● AIM OF THE TASK
Find every line of the data below that has "Security" in it. Reply with the number only.

Stored records
--*--

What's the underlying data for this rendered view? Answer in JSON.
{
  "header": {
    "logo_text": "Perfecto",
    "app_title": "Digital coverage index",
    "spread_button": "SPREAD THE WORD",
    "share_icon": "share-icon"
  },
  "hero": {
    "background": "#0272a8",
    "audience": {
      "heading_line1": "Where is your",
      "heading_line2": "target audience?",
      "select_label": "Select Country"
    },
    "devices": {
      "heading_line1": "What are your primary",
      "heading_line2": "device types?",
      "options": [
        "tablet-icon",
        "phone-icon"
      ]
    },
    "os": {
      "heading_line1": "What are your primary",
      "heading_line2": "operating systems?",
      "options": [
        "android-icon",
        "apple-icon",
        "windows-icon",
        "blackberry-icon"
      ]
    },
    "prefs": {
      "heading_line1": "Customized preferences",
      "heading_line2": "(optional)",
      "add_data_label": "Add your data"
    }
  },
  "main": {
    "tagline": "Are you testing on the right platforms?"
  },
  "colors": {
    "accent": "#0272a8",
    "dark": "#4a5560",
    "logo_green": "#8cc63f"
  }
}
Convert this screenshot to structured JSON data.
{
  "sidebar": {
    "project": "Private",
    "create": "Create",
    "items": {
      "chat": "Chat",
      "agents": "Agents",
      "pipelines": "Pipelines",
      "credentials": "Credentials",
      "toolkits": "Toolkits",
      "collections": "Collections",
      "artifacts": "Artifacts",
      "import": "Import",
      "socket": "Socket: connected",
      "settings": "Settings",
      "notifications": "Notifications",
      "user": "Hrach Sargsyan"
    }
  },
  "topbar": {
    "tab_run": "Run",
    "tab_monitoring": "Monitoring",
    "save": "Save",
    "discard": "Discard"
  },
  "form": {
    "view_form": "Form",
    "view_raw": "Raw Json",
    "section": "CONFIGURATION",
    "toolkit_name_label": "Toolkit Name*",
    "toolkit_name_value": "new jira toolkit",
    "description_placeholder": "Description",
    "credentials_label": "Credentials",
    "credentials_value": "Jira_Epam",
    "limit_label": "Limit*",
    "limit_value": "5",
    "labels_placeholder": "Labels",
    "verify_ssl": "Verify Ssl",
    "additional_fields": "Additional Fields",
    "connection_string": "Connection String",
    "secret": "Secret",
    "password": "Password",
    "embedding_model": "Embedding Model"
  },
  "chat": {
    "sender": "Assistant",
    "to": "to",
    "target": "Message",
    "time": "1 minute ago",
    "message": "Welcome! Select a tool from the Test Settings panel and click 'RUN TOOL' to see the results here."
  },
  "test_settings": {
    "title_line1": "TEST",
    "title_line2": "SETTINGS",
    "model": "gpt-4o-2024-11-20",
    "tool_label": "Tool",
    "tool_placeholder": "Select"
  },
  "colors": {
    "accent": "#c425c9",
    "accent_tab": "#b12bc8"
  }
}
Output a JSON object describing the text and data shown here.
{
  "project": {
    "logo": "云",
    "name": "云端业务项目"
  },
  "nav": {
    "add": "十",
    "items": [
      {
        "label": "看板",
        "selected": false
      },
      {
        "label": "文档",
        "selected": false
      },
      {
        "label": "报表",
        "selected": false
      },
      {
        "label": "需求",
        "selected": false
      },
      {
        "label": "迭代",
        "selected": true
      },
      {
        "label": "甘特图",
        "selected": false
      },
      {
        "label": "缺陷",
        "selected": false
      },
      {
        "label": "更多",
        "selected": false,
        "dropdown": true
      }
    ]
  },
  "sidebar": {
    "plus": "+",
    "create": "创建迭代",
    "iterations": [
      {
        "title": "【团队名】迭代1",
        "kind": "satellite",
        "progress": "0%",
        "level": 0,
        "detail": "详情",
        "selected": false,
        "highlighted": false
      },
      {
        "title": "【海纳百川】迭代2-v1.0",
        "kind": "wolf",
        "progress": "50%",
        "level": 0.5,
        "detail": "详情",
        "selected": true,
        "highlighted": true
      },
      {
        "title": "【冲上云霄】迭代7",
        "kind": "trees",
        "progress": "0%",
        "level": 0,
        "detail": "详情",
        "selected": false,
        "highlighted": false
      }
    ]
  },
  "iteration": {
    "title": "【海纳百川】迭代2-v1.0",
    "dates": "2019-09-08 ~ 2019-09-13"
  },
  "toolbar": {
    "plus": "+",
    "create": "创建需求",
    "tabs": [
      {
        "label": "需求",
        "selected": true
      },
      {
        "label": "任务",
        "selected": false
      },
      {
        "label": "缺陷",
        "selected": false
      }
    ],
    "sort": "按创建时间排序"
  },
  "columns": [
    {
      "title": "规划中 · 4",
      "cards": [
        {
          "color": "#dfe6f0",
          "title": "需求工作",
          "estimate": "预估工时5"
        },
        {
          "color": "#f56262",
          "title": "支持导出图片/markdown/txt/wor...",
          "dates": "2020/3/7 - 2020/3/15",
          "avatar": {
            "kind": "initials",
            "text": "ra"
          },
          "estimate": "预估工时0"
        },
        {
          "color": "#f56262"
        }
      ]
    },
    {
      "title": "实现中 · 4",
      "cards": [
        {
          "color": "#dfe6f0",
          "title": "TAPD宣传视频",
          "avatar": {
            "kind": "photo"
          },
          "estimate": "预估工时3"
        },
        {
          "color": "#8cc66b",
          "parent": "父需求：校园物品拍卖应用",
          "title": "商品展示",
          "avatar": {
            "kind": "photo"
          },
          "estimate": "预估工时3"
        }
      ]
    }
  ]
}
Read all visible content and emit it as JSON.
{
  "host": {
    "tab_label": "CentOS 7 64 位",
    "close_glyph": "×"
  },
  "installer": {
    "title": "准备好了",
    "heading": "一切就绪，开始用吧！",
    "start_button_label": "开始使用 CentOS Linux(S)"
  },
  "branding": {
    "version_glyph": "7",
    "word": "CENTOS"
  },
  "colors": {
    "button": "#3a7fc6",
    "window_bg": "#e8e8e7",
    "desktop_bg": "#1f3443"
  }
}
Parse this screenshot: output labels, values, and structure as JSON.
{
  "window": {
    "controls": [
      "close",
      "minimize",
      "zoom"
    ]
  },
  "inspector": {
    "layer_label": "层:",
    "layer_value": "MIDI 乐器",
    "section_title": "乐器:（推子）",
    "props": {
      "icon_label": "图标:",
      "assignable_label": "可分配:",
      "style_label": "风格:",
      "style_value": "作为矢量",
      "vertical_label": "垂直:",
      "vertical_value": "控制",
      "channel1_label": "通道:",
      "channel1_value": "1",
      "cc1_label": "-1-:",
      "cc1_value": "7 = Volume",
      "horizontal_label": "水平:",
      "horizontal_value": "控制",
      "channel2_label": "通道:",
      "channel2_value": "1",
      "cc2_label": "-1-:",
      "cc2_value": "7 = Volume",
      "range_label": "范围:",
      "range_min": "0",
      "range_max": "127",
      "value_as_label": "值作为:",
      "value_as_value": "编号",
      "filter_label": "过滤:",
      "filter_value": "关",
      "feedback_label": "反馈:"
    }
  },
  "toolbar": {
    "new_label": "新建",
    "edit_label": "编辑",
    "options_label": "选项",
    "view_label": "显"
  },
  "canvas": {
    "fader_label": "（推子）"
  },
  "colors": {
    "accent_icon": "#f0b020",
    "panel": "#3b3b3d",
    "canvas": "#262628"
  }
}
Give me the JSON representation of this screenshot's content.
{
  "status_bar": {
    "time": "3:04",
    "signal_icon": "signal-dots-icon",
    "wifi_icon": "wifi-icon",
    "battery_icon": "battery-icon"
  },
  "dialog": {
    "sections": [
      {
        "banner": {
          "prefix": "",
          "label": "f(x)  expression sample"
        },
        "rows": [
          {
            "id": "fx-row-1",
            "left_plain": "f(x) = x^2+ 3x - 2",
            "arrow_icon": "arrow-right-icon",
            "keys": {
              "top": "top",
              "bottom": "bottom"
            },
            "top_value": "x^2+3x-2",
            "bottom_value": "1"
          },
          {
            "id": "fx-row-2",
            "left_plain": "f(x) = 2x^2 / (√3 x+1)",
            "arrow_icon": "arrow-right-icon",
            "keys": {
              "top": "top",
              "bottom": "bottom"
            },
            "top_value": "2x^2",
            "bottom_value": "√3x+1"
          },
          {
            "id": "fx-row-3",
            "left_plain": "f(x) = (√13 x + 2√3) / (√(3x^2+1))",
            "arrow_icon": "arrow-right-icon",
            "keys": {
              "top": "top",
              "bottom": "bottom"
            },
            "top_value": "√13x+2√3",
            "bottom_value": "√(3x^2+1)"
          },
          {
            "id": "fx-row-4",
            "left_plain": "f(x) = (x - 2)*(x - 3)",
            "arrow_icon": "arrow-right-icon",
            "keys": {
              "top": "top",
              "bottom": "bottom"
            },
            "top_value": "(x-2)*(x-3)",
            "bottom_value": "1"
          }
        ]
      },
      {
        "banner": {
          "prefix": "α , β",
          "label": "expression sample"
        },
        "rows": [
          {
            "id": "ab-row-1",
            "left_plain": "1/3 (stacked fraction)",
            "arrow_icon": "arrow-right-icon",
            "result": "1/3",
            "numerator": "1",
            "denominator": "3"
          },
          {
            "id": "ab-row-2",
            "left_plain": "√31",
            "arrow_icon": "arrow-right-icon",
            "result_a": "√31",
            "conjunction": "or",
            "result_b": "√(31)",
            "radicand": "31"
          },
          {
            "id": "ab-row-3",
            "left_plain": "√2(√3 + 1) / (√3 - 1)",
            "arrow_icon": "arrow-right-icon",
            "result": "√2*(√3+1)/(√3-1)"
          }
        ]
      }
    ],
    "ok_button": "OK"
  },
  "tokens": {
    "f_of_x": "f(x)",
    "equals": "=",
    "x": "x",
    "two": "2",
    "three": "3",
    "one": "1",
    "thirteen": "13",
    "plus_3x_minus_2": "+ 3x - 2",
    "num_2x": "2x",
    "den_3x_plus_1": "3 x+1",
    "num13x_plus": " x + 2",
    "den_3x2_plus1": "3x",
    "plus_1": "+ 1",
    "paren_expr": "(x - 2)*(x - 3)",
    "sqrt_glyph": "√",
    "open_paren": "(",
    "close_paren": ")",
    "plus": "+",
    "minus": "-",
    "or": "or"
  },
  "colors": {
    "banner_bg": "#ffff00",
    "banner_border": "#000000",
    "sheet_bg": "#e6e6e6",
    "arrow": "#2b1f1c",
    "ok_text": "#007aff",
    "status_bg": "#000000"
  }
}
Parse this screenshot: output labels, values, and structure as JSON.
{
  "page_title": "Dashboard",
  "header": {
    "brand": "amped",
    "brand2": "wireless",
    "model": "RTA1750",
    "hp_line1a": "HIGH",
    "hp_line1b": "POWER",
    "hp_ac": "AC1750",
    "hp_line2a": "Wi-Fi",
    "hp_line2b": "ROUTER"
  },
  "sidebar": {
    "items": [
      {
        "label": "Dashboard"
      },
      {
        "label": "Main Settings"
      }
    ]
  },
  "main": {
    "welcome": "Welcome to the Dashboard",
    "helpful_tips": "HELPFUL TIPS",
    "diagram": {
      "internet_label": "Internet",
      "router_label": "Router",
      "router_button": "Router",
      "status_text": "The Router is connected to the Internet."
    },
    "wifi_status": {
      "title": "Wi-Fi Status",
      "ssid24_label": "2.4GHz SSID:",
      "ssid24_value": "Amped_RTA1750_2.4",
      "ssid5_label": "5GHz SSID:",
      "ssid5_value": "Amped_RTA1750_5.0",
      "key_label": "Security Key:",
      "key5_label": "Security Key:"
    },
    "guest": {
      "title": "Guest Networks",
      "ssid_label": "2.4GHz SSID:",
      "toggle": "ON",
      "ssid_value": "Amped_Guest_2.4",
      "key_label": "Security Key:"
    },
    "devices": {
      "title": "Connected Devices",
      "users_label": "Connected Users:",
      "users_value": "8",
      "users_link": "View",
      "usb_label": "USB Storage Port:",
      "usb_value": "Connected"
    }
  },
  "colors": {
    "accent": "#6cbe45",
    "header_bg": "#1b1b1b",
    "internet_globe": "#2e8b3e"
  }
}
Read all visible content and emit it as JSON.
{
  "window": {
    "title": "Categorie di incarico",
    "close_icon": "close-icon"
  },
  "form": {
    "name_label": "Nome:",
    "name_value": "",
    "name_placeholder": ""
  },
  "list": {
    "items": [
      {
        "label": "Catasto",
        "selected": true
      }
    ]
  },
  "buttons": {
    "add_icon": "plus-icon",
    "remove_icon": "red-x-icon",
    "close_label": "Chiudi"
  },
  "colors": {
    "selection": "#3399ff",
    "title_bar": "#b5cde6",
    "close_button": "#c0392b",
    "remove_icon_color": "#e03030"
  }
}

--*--

● ANSWER FOR THE TASK
3